The papers cover a wide range of topics related to knowledge transfer, representation, concepts and conceptualization, social tagging, domain analysis, music classification, fiction genres, museum organization. The papers discuss theoretical issues related to knowledge organization and the design, development and implementation of knowledge organizing systems as well as practical considerations and solutions in the application of knowledge organization theory. Covered is a range of knowledge organization systems from classification systems, thesauri, metadata schemas to ontologies and taxonomies.

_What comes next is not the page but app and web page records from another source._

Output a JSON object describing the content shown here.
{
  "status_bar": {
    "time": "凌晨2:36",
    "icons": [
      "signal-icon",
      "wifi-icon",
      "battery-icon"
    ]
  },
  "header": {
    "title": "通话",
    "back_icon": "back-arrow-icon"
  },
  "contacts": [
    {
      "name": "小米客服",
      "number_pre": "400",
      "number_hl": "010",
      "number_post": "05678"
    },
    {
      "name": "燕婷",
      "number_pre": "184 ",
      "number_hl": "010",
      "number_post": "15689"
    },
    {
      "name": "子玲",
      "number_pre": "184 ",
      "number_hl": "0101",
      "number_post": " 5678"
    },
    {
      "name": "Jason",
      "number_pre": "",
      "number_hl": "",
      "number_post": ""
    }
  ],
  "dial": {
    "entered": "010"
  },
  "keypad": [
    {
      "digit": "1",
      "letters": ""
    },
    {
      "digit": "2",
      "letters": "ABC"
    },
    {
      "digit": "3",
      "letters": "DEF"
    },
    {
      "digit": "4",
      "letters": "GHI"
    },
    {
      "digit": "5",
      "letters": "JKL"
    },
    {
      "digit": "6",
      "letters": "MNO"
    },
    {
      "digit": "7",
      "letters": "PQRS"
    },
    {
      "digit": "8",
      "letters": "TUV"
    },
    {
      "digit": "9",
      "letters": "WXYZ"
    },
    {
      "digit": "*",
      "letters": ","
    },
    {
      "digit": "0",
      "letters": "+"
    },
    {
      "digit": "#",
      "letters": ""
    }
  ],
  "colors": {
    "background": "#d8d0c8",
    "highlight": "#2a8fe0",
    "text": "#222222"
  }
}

Der Tagungsband untersucht Wissensorganisationssysteme und ihre Rolle bei der Wissensorganisation, dem Wissensaustausch und der Informationssuche. Die Beiträge decken ein breites Spektrum von Themen ab, die mit Wissenstransfer, Repräsentation, Konzeptualisierung, Social Tagging, Domänenanalyse, Musikklassifizierung, Fiktionsgenres und Museumsorganisation zu tun haben. In den Beiträgen werden theoretische Fragen der Wissensorganisation und des Designs, der Entwicklung und Implementierung von Systemen zur Wissensorganisation sowie praktische Überlegungen und Lösungen bei der Anwendung der Theorie der Wissensorganisation diskutiert. Es wird eine Reihe von Wissensorganisationssystemen behandelt, von Klassifikationssystemen, Thesauri, Metadatenschemata bis hin zu Ontologien und Taxonomien.